Recipe by: Amanda Hesser

Before starting Food52 with Merrill, I was a food writer and editor at the New York Times. I've written several books, including "Cooking for Mr. Latte" and "The Essential New York Times Cookbook." I played myself in "Julie & Julia" -- hope you didn't blink, or you may have missed the scene! I live in Brooklyn with my husband, Tad, and twins, Walker and Addison.

2 Reviews
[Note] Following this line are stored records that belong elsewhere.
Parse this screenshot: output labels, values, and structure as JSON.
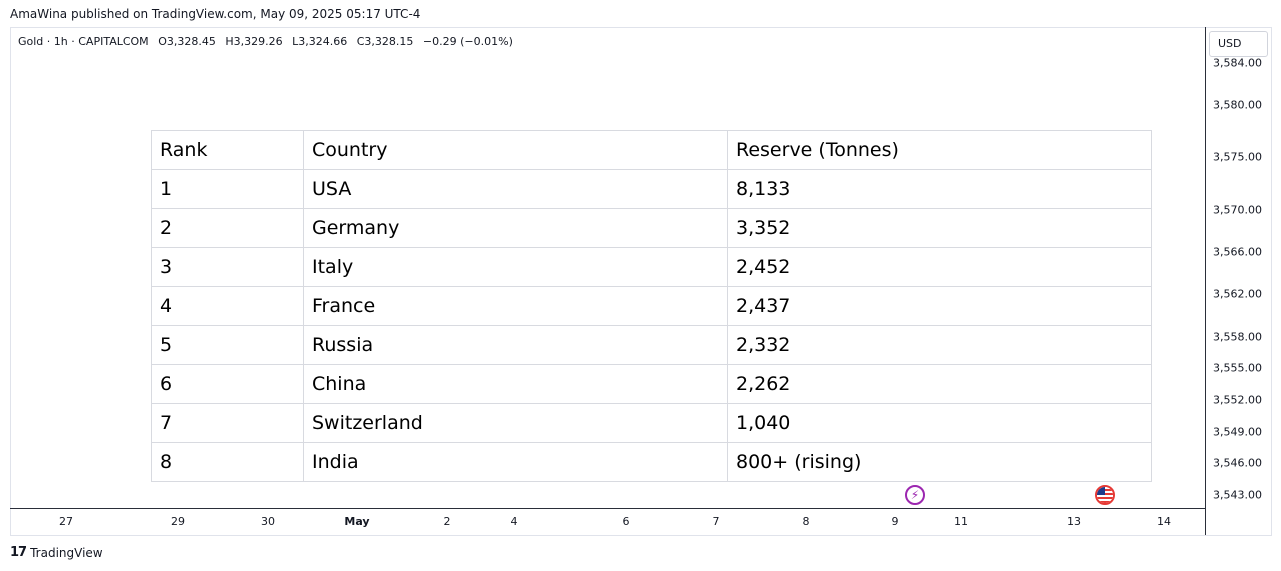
{
  "header": {
    "publish_line": "AmaWina published on TradingView.com, May 09, 2025 05:17 UTC-4"
  },
  "legend": {
    "symbol": "Gold · 1h · CAPITALCOM",
    "open": "O3,328.45",
    "high": "H3,329.26",
    "low": "L3,324.66",
    "close": "C3,328.15",
    "change": "−0.29 (−0.01%)"
  },
  "price_axis": {
    "currency": "USD",
    "ticks": [
      "3,584.00",
      "3,580.00",
      "3,575.00",
      "3,570.00",
      "3,566.00",
      "3,562.00",
      "3,558.00",
      "3,555.00",
      "3,552.00",
      "3,549.00",
      "3,546.00",
      "3,543.00"
    ]
  },
  "time_axis": {
    "ticks": [
      "27",
      "29",
      "30",
      "May",
      "2",
      "4",
      "6",
      "7",
      "8",
      "9",
      "11",
      "13",
      "14"
    ]
  },
  "table": {
    "headers": [
      "Rank",
      "Country",
      "Reserve (Tonnes)"
    ],
    "rows": [
      [
        "1",
        "USA",
        "8,133"
      ],
      [
        "2",
        "Germany",
        "3,352"
      ],
      [
        "3",
        "Italy",
        "2,452"
      ],
      [
        "4",
        "France",
        "2,437"
      ],
      [
        "5",
        "Russia",
        "2,332"
      ],
      [
        "6",
        "China",
        "2,262"
      ],
      [
        "7",
        "Switzerland",
        "1,040"
      ],
      [
        "8",
        "India",
        "800+ (rising)"
      ]
    ]
  },
  "events": {
    "bolt_icon": "lightning-icon",
    "flag_icon": "us-flag-icon"
  },
  "footer": {
    "brand": "TradingView",
    "logo": "17"
  },
  "colors": {
    "axis_line": "#2a2e39",
    "bolt": "#9c27b0",
    "flag": "#e53935"
  }
}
nina March 4, 2021
I just made this and it was lovely. Things I changed: took out half the barley after it was cooked, because it seemed like way too much. It still made 4 rib-sticking servings (about two quarts of soup). Used leeks instead of onions, just sauteed briefly and added near the finish. Omitted dried mint. Added saffron to the yogurt. Added a spoonful of preserved lemon paste (just preserved lemons, blended) at the end, in place of some salt. Used regular whole-milk yogurt instead of Greek. Used 1 T butter instead of 4. But still ... basically the same recipe, and a nice change from my usuals.
Kate December 26, 2013
I just made this as a post-Christmas detox, and it really hit the spot. I only had 2% yogurt, so I ended up adding about a cup less of the cooking liquid. I also used arborio rice instead of barley (didn't have any of that either) and cooked it in homemade stock instead of water.